Ottawa has released its new citizenship guide for prospective immigrants. It contains lots of information about the politics, geography and economy of the country but I am mainly interested in the historical section. In a sense this few-page summary is as close as we come to our "official" history, given that it is written and published under the authority of the federal government.
Firstly, isn't British Columbia a part of Canada? The historical guide says almost nothing about this province beyond the fact that it joined Confederation after the promise of a transcontinental railway. It is as if nothing else of any importance happened here. Perhaps this is explained by the fact that of the 26 advisors consulted for the guide, none come from BC.
Secondly, while the citizenship minister Jason Kenney contends that the guide is a "new and improved" version of Canadian history, it reads to me as if it was written in the 1950s (or the '40s, or the '30s...) The usual suspects all put in an appearance -- Wolfe, Montcalm, Durham, Riel, etc. -- and the familiar chronology of events is followed -- Plains of Abraham, rebellions of 1837, responsible government, Confederation, yadda, yadda. The only piece of modern art reproduced is Tom Thomson's Jack Pine, a visual cliche that seems to sum up the guide's approach.

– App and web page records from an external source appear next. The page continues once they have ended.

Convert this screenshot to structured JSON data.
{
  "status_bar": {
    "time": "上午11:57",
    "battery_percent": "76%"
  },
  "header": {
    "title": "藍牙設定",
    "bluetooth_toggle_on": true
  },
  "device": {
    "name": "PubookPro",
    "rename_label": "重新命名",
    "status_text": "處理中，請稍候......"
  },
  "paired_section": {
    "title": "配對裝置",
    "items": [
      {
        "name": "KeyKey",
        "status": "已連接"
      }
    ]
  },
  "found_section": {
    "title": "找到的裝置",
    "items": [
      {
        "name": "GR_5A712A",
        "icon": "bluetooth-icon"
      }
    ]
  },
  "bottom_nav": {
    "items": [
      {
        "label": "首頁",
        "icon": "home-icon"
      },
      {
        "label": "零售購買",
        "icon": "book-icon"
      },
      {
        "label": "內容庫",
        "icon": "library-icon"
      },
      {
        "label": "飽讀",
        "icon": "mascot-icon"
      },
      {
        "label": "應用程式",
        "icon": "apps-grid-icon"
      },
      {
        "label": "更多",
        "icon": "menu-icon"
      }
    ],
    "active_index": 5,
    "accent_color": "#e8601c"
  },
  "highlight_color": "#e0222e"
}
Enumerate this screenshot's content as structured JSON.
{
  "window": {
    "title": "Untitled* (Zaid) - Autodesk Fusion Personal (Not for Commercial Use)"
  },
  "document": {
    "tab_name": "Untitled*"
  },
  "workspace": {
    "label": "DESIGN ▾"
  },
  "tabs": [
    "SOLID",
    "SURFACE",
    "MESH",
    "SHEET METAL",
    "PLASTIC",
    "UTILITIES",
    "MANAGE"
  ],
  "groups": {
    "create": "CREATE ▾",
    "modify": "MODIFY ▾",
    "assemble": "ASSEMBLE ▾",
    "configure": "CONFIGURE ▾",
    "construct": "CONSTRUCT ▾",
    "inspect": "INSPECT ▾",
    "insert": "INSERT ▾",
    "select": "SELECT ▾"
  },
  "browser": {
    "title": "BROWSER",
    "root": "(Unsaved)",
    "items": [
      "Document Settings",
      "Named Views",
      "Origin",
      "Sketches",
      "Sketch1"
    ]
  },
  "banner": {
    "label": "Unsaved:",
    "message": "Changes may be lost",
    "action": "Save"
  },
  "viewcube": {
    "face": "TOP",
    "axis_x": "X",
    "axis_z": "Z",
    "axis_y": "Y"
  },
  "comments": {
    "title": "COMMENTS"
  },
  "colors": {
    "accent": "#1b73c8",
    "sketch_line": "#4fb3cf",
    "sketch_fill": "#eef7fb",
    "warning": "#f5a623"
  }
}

A lot has happened in the writing of Canadian history during the past three decades but you would not know it by reading this document.